November 2015 spotlight of the month
Vasileios-Nikolaos PililisMedical student, Athens Medical School, National and Kapodistrian University of Athens, Greece. Special volunteer, Eunice Kennedy Shriver National Institute of Child Health and Human Development. National Institutes of Health.firstname.lastname@example.org
How did you become interested in research relating to Hypertension and Cardiovascular Disease?
The endocrine system is one of the most impressive systems in the human body. The fascinating thing about this system is how relatively small amounts of hormones contribute to the homeostasis of most of the other human systems. So, my admiration for the endocrine system, led to my interest in research related to secondary hypertension, as this is one of the most frequent findings in specific endocrine diseases, such as primary aldosteronism and pheochromocytoma
Describe your research & the program/lab (info of your supervisor) that you are in?
I am a special volunteer at Eunice Kennedy Shriver National Institute of Child Health and Human Development and I am working in Dr. Stratakis’ lab. I am interested in the genetics as well as the phenotype of patients with endocrine abnormalities. My mentors are Dr. Constantine A. Stratakis, who is the Scientific Director of the NICHD, a molecular geneticist and an endocrinologist, and Dr. Fabio R. Faucz, who is guiding me at the lab. Both of them are experts in dysfunctions associated with the endocrine system. Dr. Stratakis despite his administrative and other duties is very active in the laboratory and directs all experiments.

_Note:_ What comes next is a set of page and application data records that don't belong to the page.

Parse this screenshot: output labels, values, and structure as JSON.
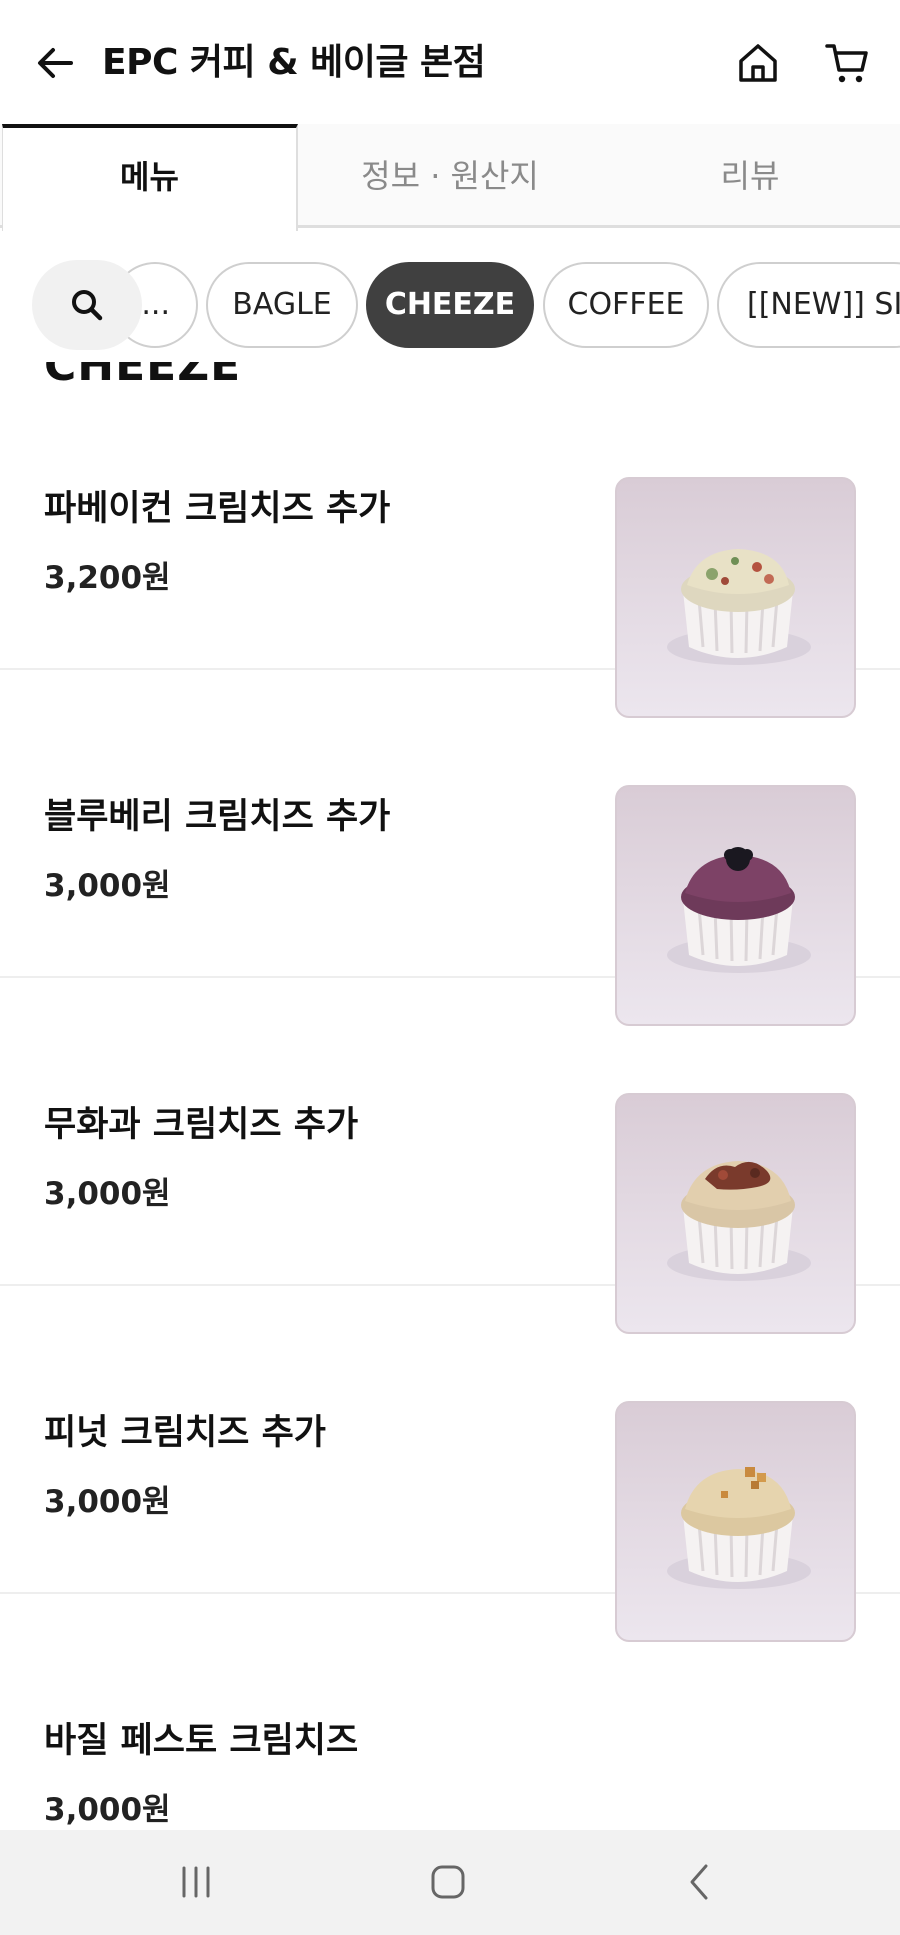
{
  "header": {
    "title": "EPC 커피 & 베이글 본점",
    "back_icon": "arrow-left-icon",
    "home_icon": "home-icon",
    "cart_icon": "cart-icon"
  },
  "tabs": [
    {
      "label": "메뉴",
      "active": true
    },
    {
      "label": "정보 · 원산지",
      "active": false
    },
    {
      "label": "리뷰",
      "active": false
    }
  ],
  "category_chips": {
    "search_icon": "search-icon",
    "items": [
      {
        "label": "...",
        "active": false
      },
      {
        "label": "BAGLE",
        "active": false
      },
      {
        "label": "CHEEZE",
        "active": true
      },
      {
        "label": "COFFEE",
        "active": false
      },
      {
        "label": "[[NEW]]   SI",
        "active": false
      }
    ]
  },
  "section": {
    "title": "CHEEZE"
  },
  "menu_items": [
    {
      "name": "파베이컨 크림치즈 추가",
      "price": "3,200원",
      "image": "bacon-cream-cheese-photo"
    },
    {
      "name": "블루베리 크림치즈 추가",
      "price": "3,000원",
      "image": "blueberry-cream-cheese-photo"
    },
    {
      "name": "무화과 크림치즈 추가",
      "price": "3,000원",
      "image": "fig-cream-cheese-photo"
    },
    {
      "name": "피넛 크림치즈 추가",
      "price": "3,000원",
      "image": "peanut-cream-cheese-photo"
    },
    {
      "name": "바질 페스토 크림치즈",
      "price": "3,000원",
      "image": null
    }
  ],
  "system_nav": {
    "recent_icon": "recent-apps-icon",
    "home_icon": "system-home-icon",
    "back_icon": "system-back-icon"
  },
  "colors": {
    "active_chip_bg": "#404040",
    "active_tab_border": "#111111",
    "photo_bg": "#ddd2dc"
  }
}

What do you consider to be your substantial scientific contribution so far (provide Pubmed PMID if possible)?
Among a number of other ongoing projects, our lab recently discovered that Xq26 microduplications and GPR101 mutations are involved in gigantism and acromegaly, respectively. Before this discovery, only a few things were understood about the genetics of these two diseases (PMID: 25470569). A number of projects in the laboratory are also focusing on the clinical and molecular investigation of endocrine hypertension.
What is your favourite manuscript from a lab or mentor other than your own (provide Pubmed PMID if possible)?
As I mentioned above, I am impressed with the relationship between endocrine abnormalities and hypertension. So, one of my favorite manuscripts that describes this relationship as well as the response of the pediatric patients with Cushing syndrome to the provided surgical therapy was published from our lab at 2009 (PMID: 19293264)
What facilities are essential for your research?
What I like most in our laboratory, is that all the researchers are working as a team and are willing to help new students like me whenever we need their help. They all, and especially Dr. Fabio R. Faucz, help me with whole exon sequencing of many different genes, as I am trying to find mutations in specific genes which are involved in endocrine diseases.
Where do your research strengths lie? Why? What are your research weaknesses? How will you improve?
I like becoming better day after day and I love learning new things from people who are more experienced than me in research. This is very important, as I am working in a lab with many experienced researchers, and because of my willingness and patience to listen to them, I don’t stop learning new things and becoming more confident with research. As for my weaknesses, I don’t like statistics. But I study hard and I should continue this effort as research relies heavily on statistics.
Describe your unforgettable (proudest) moment in science, and the most challenging situation that you have had to overcome (lessons learnt) so far?
Of course, my proudest moment in science was when I was accepted as a special volunteer at the NICHD. I knew that it would be one of the greatest experiences of my career, and now I enjoy working hard to help the laboratory achieve every target.
How did you learn about ISH/NIN and its activities?
I learned about ISH/NIN from Fady Hannah-Shmouni, MD.
Who is your role model in Science? Why?
My role models in science are Dr. Constantine A. Stratakis and Dr. Fabio R. Faucz. Dr. Stratakis who is one of the most experienced doctors and investigators on Endocrinology and Genetics in the world. In addition to a deep understanding, and ability to explain in a very simple way, the pathophysiology of the diseases, he is a person who is born to be a leader. He remembers everything and everyone, he is unique at organizing the lab and motivating researchers to do their best and he is a very approachable person for his patients as well as for other doctors, researchers and students.
Dr. Faucz is one of the most hard-working researchers in the lab. Although he is very busy, he is always willing to help everyone who needs his advice and guide new students. Moreover, he is a very polite as well as very patient. He is a very successful researcher and a very smart person.
Are you involved in other scientific or career associations? If yes, how is it helping in your career advancements?
I am interested in the vision of ISH and will look forward to becoming involved with NIC.
What are your scientific goals? Advise for talented emerging scientists?
I strongly believe that there is no progress in medicine without science and science is a very good way for deeply understanding medicine. I encourage medical students and emerging scientists to find time for science, even if they are very busy. They will recognize how fascinating science is and they will love it.